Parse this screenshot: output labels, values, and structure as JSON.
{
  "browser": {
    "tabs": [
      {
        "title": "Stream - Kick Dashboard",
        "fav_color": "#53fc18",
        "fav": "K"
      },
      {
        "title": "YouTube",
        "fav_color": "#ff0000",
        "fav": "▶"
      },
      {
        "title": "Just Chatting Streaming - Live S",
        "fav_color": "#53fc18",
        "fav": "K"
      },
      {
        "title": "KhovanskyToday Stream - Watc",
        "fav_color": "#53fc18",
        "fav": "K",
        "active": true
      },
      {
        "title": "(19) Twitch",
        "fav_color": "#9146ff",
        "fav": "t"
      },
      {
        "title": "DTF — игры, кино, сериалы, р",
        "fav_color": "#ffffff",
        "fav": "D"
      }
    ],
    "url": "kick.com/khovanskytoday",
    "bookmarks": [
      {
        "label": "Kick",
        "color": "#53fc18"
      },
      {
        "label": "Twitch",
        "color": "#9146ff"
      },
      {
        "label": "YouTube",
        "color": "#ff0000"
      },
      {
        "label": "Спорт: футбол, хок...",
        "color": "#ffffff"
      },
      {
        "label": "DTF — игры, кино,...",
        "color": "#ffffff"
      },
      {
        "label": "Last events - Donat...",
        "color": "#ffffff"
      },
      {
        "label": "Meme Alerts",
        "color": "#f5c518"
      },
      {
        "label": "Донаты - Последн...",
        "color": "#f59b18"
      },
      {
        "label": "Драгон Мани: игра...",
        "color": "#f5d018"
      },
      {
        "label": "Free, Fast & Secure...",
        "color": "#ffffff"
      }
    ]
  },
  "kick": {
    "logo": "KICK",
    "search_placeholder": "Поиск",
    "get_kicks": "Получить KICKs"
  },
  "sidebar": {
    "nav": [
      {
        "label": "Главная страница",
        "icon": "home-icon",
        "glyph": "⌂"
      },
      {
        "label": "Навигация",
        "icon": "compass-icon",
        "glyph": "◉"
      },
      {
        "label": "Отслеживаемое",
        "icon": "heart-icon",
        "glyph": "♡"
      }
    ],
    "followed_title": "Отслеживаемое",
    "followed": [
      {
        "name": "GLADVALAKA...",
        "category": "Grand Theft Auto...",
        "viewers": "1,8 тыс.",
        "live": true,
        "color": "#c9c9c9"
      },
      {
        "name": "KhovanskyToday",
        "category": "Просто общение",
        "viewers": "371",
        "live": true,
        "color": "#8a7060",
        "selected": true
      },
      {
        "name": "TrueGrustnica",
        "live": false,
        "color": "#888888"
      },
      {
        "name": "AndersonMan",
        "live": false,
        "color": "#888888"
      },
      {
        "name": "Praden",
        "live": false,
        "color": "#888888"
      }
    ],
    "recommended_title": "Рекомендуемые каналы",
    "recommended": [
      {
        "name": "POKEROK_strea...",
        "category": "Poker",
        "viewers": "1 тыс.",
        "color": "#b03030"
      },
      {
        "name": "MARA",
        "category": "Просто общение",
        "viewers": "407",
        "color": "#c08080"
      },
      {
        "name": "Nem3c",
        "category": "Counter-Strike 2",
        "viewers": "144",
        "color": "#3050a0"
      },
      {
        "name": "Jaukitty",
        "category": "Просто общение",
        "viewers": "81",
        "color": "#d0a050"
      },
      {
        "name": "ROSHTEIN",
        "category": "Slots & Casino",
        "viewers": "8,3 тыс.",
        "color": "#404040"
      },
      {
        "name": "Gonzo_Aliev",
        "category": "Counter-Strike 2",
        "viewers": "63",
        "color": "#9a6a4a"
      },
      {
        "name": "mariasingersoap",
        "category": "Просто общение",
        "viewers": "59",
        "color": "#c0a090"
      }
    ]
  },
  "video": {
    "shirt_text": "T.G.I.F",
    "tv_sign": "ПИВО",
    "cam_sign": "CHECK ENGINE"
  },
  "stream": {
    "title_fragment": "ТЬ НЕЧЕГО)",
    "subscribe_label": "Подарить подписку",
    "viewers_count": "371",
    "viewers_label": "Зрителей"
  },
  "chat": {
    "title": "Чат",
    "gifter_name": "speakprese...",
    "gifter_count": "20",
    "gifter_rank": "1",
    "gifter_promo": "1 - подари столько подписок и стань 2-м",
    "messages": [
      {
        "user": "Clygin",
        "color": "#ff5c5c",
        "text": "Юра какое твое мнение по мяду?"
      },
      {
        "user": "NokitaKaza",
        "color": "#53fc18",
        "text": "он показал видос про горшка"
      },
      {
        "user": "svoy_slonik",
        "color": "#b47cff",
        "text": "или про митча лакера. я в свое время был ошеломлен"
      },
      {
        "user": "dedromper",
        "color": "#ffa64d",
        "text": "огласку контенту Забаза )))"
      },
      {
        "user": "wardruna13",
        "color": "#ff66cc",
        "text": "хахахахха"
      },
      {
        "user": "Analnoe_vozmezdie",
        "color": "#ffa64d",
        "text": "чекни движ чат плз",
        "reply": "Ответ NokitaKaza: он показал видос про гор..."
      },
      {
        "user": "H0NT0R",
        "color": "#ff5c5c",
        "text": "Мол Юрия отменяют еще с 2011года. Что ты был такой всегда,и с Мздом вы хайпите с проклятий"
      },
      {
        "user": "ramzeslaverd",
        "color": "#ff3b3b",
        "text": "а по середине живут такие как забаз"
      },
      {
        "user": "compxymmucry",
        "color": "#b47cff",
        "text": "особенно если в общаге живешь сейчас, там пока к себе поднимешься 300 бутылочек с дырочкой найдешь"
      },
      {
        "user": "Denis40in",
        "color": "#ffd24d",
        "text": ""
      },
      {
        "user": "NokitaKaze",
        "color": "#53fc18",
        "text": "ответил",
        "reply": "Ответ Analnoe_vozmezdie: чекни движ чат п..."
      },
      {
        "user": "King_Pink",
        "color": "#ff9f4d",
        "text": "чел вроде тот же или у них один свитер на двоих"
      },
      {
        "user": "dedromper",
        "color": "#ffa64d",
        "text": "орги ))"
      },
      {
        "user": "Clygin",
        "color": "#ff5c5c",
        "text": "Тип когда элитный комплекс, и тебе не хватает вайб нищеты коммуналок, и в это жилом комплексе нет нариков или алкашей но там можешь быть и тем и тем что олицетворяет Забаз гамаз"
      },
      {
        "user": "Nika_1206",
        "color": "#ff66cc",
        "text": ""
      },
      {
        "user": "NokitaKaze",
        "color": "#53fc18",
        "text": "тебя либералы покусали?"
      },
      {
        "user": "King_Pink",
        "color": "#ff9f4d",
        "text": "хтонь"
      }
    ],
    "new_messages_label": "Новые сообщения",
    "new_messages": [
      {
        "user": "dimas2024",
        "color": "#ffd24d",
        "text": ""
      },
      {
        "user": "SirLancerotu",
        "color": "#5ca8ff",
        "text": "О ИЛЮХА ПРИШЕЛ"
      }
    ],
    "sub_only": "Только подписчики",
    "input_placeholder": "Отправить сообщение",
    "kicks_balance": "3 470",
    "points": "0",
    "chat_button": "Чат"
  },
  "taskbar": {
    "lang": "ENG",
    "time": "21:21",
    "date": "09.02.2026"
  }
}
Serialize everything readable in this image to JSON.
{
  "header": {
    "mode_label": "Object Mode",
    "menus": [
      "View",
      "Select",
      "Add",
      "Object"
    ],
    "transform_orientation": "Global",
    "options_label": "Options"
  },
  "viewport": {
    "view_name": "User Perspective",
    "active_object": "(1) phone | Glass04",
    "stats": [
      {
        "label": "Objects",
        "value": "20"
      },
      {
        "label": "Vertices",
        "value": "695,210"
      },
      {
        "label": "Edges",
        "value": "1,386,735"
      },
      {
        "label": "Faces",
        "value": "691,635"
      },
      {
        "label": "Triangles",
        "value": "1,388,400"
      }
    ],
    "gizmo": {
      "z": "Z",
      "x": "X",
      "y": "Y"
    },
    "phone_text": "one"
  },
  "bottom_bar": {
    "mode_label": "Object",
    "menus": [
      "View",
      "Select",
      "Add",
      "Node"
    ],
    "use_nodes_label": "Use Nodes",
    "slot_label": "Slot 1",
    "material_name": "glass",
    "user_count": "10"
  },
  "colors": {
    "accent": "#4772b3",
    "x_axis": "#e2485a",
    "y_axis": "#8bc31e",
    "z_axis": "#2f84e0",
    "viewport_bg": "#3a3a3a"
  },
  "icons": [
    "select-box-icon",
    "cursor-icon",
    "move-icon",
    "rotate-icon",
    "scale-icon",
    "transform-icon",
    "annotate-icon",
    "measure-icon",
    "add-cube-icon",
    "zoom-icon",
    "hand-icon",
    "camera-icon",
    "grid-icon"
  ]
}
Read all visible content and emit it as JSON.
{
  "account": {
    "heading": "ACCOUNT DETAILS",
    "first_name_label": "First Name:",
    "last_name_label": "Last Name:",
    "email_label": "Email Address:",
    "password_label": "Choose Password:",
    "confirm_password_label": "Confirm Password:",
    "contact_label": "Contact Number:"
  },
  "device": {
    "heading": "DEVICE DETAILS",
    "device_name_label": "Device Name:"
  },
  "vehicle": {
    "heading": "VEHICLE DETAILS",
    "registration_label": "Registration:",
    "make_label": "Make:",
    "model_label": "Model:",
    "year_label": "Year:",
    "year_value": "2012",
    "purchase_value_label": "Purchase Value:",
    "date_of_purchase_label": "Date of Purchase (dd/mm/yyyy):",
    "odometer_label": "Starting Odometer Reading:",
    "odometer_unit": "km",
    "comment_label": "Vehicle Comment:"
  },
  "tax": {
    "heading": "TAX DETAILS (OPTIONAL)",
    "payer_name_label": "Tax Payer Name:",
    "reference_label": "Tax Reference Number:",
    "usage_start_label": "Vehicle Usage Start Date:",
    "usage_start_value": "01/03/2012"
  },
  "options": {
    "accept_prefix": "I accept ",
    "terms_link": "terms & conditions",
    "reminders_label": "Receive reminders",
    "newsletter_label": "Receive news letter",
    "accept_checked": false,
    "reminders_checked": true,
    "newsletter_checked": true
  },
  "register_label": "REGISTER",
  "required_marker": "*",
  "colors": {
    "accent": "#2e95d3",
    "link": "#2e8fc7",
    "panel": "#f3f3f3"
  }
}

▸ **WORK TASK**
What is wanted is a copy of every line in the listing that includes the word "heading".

▸ **RESPONSE**
    "heading": "ACCOUNT DETAILS",
    "heading": "DEVICE DETAILS",
    "heading": "VEHICLE DETAILS",
    "heading": "TAX DETAILS (OPTIONAL)",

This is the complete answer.